Youth orchestra visiting villages
MALATYA - Anatolia News Agency
As well as Turkish folk songs, the youth orchestra plays some of the best-known tunes of celebrated composers such as Mozart, Tchaikovsky and Shostakovich. Conductor Murat Arapgirlioğlu also plays some of the tunes that he composes.Intent on spreading an appreciation of classical music in Turkey, Malatya’s İnönü University Youth Orchestra is traveling to different cities and districts to give classical music concerts.
The orchestra plays some of the best-known tunes of celebrated composers such as Mozart, Tchaikovsky and Shostakovich. Conductor Murat Arapgirlioğlu also plays some of the tunes that he composed while the orchestra also plays some Anatolian folk Turkish tunes. The orchestra interprets the Turkish folk songs in a symphonic style.
Speaking to Anatolia news agency, Arapgirlioğlu said they traveled and played Mozart in different villages and cities.
The orchestra, which was founded in 2010, currently has 60 students. Arapgirlioğlu
said they wanted to travel to different villages and present their works to people. Other music
departments in the university also present their work to people by traveling to different cities, he added.
“Mozart in the past was going to people to make them listen to his works. We do not want to restrict ourselves with the actual crowd we have been visited by and we decided to visit people instead of them visiting us,” said Arapgirlioğlu, adding that they wanted to share their projects with everyone.
Noting that the orchestra was founded in 1989 with a strings component, Arapgirlioğlu said that it subsequently changed a great deal, becoming more professional. By 2010, it had become a true youth orchestra with different musical instruments, he added.
With the support of the second area Bando Commandership, they have added wind and percussion instruments.
The orchestra is now aiming to go international in its efforts, Arapgirlioğlu said.
“We travel to different areas and regions, and we aim to go to smaller villages and present our music there. People … may be hearing classical music for the first time, and this is very important to us,” he said, adding that the orchestra members were always very happy when first-time listeners appreciated the classical music.
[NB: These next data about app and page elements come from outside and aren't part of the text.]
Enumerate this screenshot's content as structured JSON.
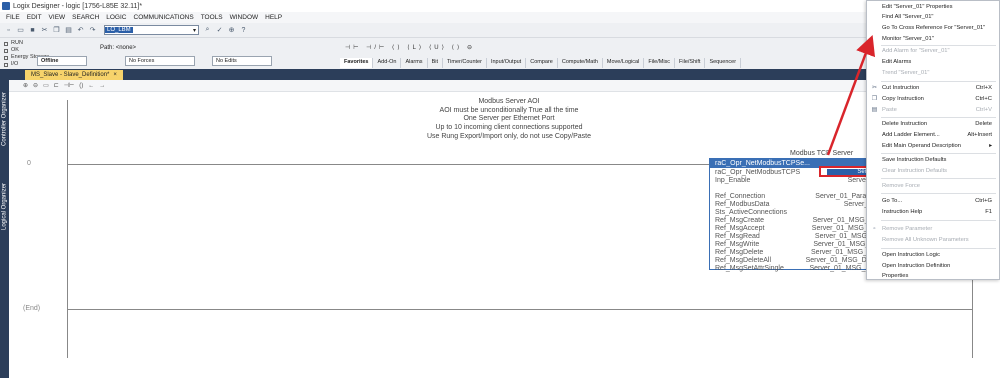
{
  "window": {
    "title": "Logix Designer - logic [1756-L85E 32.11]*"
  },
  "menubar": [
    "FILE",
    "EDIT",
    "VIEW",
    "SEARCH",
    "LOGIC",
    "COMMUNICATIONS",
    "TOOLS",
    "WINDOW",
    "HELP"
  ],
  "toolbar": {
    "routine_value": "LO_LBM"
  },
  "status": {
    "labels": [
      "RUN",
      "OK",
      "Energy Storage",
      "I/O"
    ],
    "mode": "Offline",
    "forces": "No Forces",
    "edits": "No Edits",
    "path_label": "Path:",
    "path_value": "<none>"
  },
  "instruction_tabs": [
    "Favorites",
    "Add-On",
    "Alarms",
    "Bit",
    "Timer/Counter",
    "Input/Output",
    "Compare",
    "Compute/Math",
    "Move/Logical",
    "File/Misc",
    "File/Shift",
    "Sequencer"
  ],
  "side_tabs": [
    "Controller Organizer",
    "Logical Organizer"
  ],
  "document_tab": {
    "label": "MS_Slave - Slave_Definition*",
    "close": "×"
  },
  "ladder": {
    "rung0_label": "0",
    "end_label": "(End)",
    "comment": [
      "Modbus Server AOI",
      "AOI must be unconditionally True all the time",
      "One Server per Ethernet Port",
      "Up to 10 incoming client connections supported",
      "Use Rung Export/Import only, do not use Copy/Paste"
    ],
    "aoi": {
      "name": "Modbus TCP Server",
      "header": "raC_Opr_NetModbusTCPSe...",
      "highlight_value": "Server",
      "rows": [
        {
          "n": "raC_Opr_NetModbusTCPS",
          "v": ""
        },
        {
          "n": "Inp_Enable",
          "v": "Server_0"
        },
        {
          "n": "",
          "v": ""
        },
        {
          "n": "Ref_Connection",
          "v": "Server_01_Parame"
        },
        {
          "n": "Ref_ModbusData",
          "v": "Server_01"
        },
        {
          "n": "Sts_ActiveConnections",
          "v": ""
        },
        {
          "n": "Ref_MsgCreate",
          "v": "Server_01_MSG_Cr"
        },
        {
          "n": "Ref_MsgAccept",
          "v": "Server_01_MSG_Ac"
        },
        {
          "n": "Ref_MsgRead",
          "v": "Server_01_MSG_R"
        },
        {
          "n": "Ref_MsgWrite",
          "v": "Server_01_MSG_W"
        },
        {
          "n": "Ref_MsgDelete",
          "v": "Server_01_MSG_De"
        },
        {
          "n": "Ref_MsgDeleteAll",
          "v": "Server_01_MSG_Dele"
        },
        {
          "n": "Ref_MsgSetAttrSingle",
          "v": "Server_01_MSG_Set"
        }
      ]
    }
  },
  "context_menu": [
    {
      "label": "Edit \"Server_01\" Properties",
      "shortcut": "",
      "disabled": false
    },
    {
      "label": "Find All \"Server_01\"",
      "shortcut": "",
      "disabled": false
    },
    {
      "label": "Go To Cross Reference For \"Server_01\"",
      "shortcut": "",
      "disabled": false
    },
    {
      "label": "Monitor \"Server_01\"",
      "shortcut": "",
      "disabled": false
    },
    {
      "label": "Add Alarm for \"Server_01\"",
      "shortcut": "",
      "disabled": true
    },
    {
      "label": "Edit Alarms",
      "shortcut": "",
      "disabled": false
    },
    {
      "label": "Trend \"Server_01\"",
      "shortcut": "",
      "disabled": true
    },
    {
      "label": "Cut Instruction",
      "shortcut": "Ctrl+X",
      "disabled": false
    },
    {
      "label": "Copy Instruction",
      "shortcut": "Ctrl+C",
      "disabled": false
    },
    {
      "label": "Paste",
      "shortcut": "Ctrl+V",
      "disabled": true
    },
    {
      "label": "Delete Instruction",
      "shortcut": "Delete",
      "disabled": false
    },
    {
      "label": "Add Ladder Element...",
      "shortcut": "Alt+Insert",
      "disabled": false
    },
    {
      "label": "Edit Main Operand Description",
      "shortcut": "▸",
      "disabled": false
    },
    {
      "label": "Save Instruction Defaults",
      "shortcut": "",
      "disabled": false
    },
    {
      "label": "Clear Instruction Defaults",
      "shortcut": "",
      "disabled": true
    },
    {
      "label": "Remove Force",
      "shortcut": "",
      "disabled": true
    },
    {
      "label": "Go To...",
      "shortcut": "Ctrl+G",
      "disabled": false
    },
    {
      "label": "Instruction Help",
      "shortcut": "F1",
      "disabled": false
    },
    {
      "label": "Remove Parameter",
      "shortcut": "",
      "disabled": true
    },
    {
      "label": "Remove All Unknown Parameters",
      "shortcut": "",
      "disabled": true
    },
    {
      "label": "Open Instruction Logic",
      "shortcut": "",
      "disabled": false
    },
    {
      "label": "Open Instruction Definition",
      "shortcut": "",
      "disabled": false
    },
    {
      "label": "Properties",
      "shortcut": "",
      "disabled": false
    }
  ],
  "colors": {
    "accent": "#2b5fa8",
    "annotation_red": "#d9252b",
    "dark_strip": "#2c3e5a",
    "doc_tab": "#f7d36b"
  }
}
‘We alter the music’
“We aim to create our repertoire from the best tunes,” he said. “We alter the music according to its quality and not its genres.”
Arapgirlioğlu said people who come to listen to them in small villages ask questions about the instruments and show a huge interest, adding that they wonder about how an instrument sounds and ask questions.
“We give information to them and explain what those instruments sound like and also how they are related to other instruments in the orchestra,” said the conductor. “We need to give information about the content of the music and the instruments, and that’s why we inform them.”
Noting that they needed financial support for their works, Arapgirlioğlu said they had to reject invitations to attend international festivals and events because they lack money, adding that they would like to receive support from the Culture and Tourism Ministry.